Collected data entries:
- Opening Delimiter -

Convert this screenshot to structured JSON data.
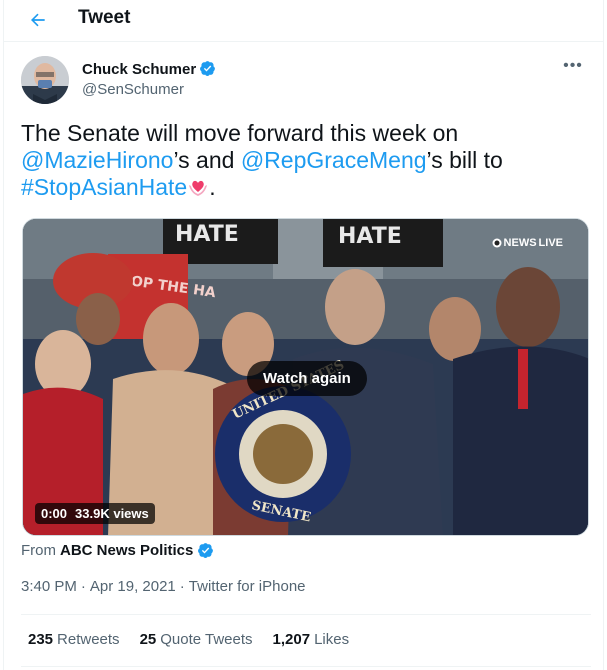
{
  "header": {
    "title": "Tweet",
    "back_icon": "arrow-left-icon"
  },
  "author": {
    "name": "Chuck Schumer",
    "handle": "@SenSchumer",
    "verified": true
  },
  "tweet": {
    "part1": "The Senate will move forward this week on ",
    "mention1": "@MazieHirono",
    "part2": "’s and ",
    "mention2": "@RepGraceMeng",
    "part3": "’s bill to ",
    "hashtag": "#StopAsianHate",
    "part4": "."
  },
  "media": {
    "watch_again": "Watch again",
    "time": "0:00",
    "views": "33.9K views",
    "watermark": "NEWS",
    "watermark_live": "LIVE",
    "sign_text_left": "HATE",
    "sign_text_right": "HATE",
    "poster_text": "TOP THE HA",
    "seal_top": "UNITED STATES",
    "seal_bottom": "SENATE"
  },
  "from": {
    "prefix": "From ",
    "source": "ABC News Politics"
  },
  "meta": {
    "time": "3:40 PM",
    "sep1": "·",
    "date": "Apr 19, 2021",
    "sep2": "·",
    "client": "Twitter for iPhone"
  },
  "stats": {
    "retweets_count": "235",
    "retweets_label": "Retweets",
    "quotes_count": "25",
    "quotes_label": "Quote Tweets",
    "likes_count": "1,207",
    "likes_label": "Likes"
  },
  "colors": {
    "accent": "#1d9bf0",
    "text": "#0f1419",
    "secondary": "#536471"
  }
}
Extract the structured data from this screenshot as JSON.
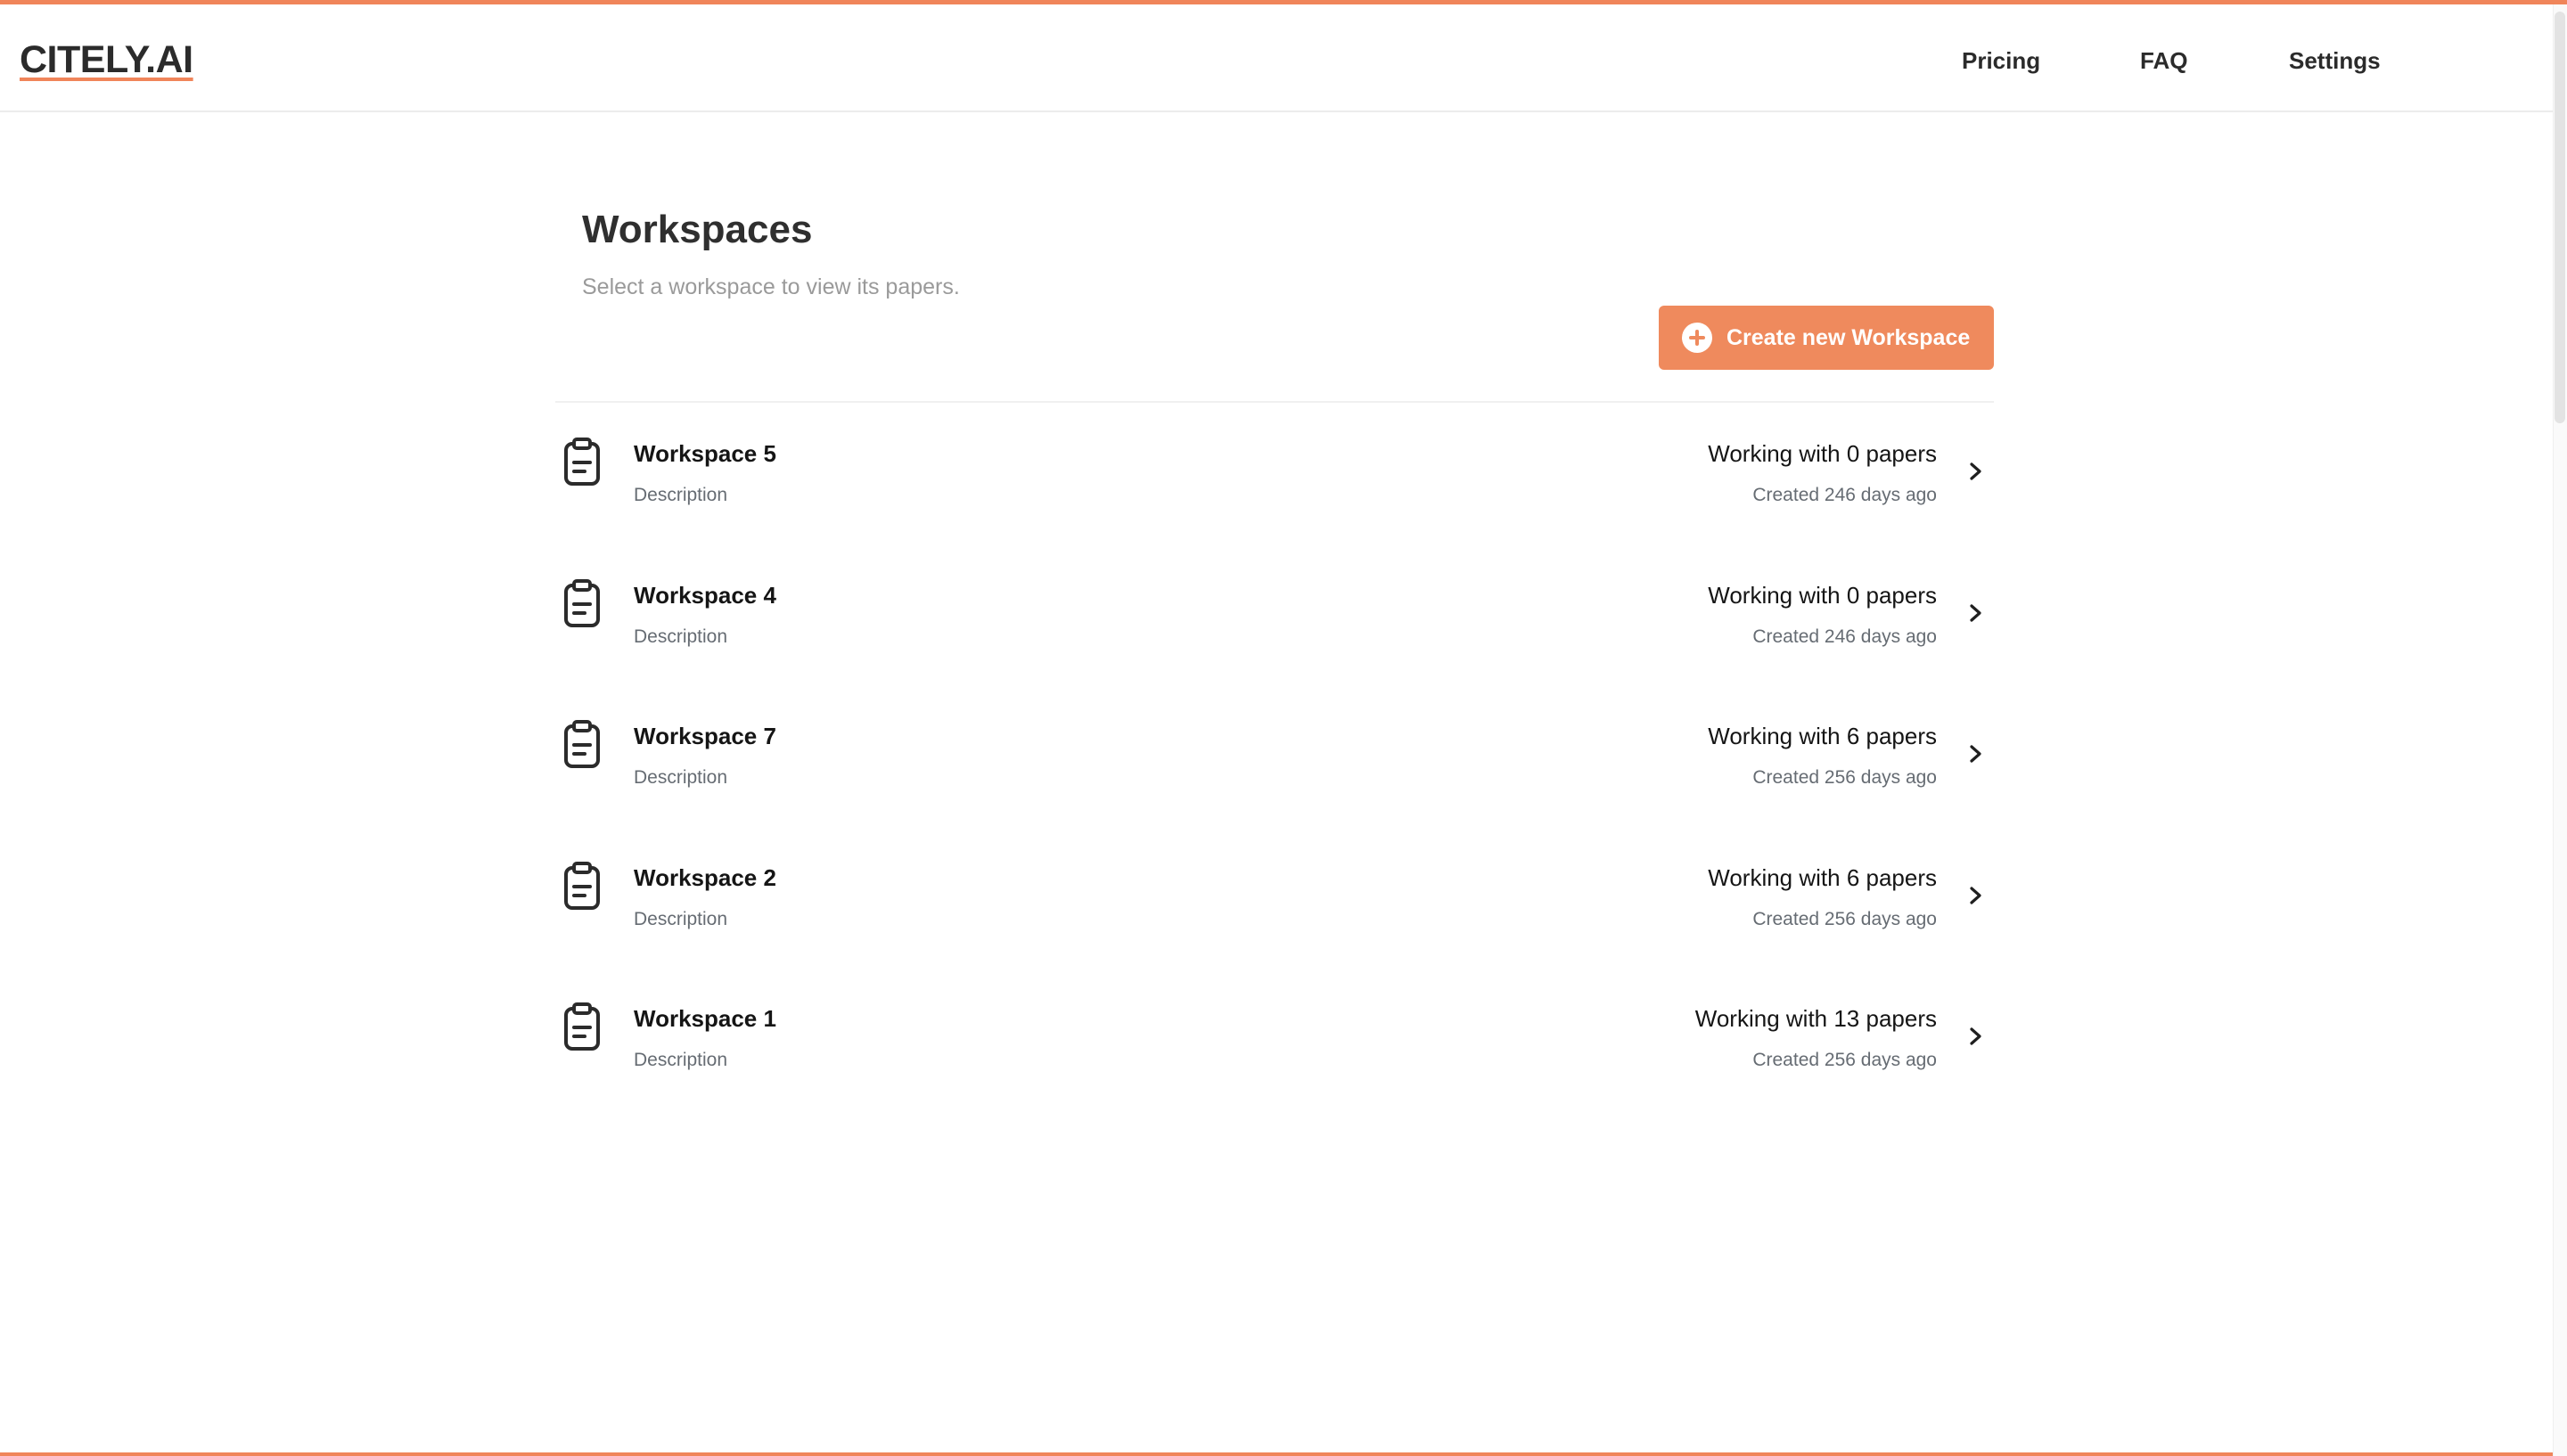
{
  "header": {
    "logo": "CITELY.AI",
    "nav": {
      "pricing": "Pricing",
      "faq": "FAQ",
      "settings": "Settings"
    }
  },
  "main": {
    "title": "Workspaces",
    "subtitle": "Select a workspace to view its papers.",
    "create_button_label": "Create new Workspace",
    "workspaces": [
      {
        "name": "Workspace 5",
        "description": "Description",
        "papers": "Working with 0 papers",
        "created": "Created 246 days ago"
      },
      {
        "name": "Workspace 4",
        "description": "Description",
        "papers": "Working with 0 papers",
        "created": "Created 246 days ago"
      },
      {
        "name": "Workspace 7",
        "description": "Description",
        "papers": "Working with 6 papers",
        "created": "Created 256 days ago"
      },
      {
        "name": "Workspace 2",
        "description": "Description",
        "papers": "Working with 6 papers",
        "created": "Created 256 days ago"
      },
      {
        "name": "Workspace 1",
        "description": "Description",
        "papers": "Working with 13 papers",
        "created": "Created 256 days ago"
      }
    ]
  },
  "colors": {
    "accent": "#f0855a",
    "button": "#ef8a5d",
    "text": "#1f1f1f",
    "muted": "#666c73"
  },
  "icons": {
    "workspace": "clipboard-icon",
    "open": "chevron-right-icon",
    "create": "plus-circle-icon"
  }
}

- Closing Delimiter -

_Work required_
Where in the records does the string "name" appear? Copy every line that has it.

_Expected answer_
    "name": "Chuck Schumer",
        "name": "Workspace 5",
        "name": "Workspace 4",
        "name": "Workspace 7",
        "name": "Workspace 2",
        "name": "Workspace 1",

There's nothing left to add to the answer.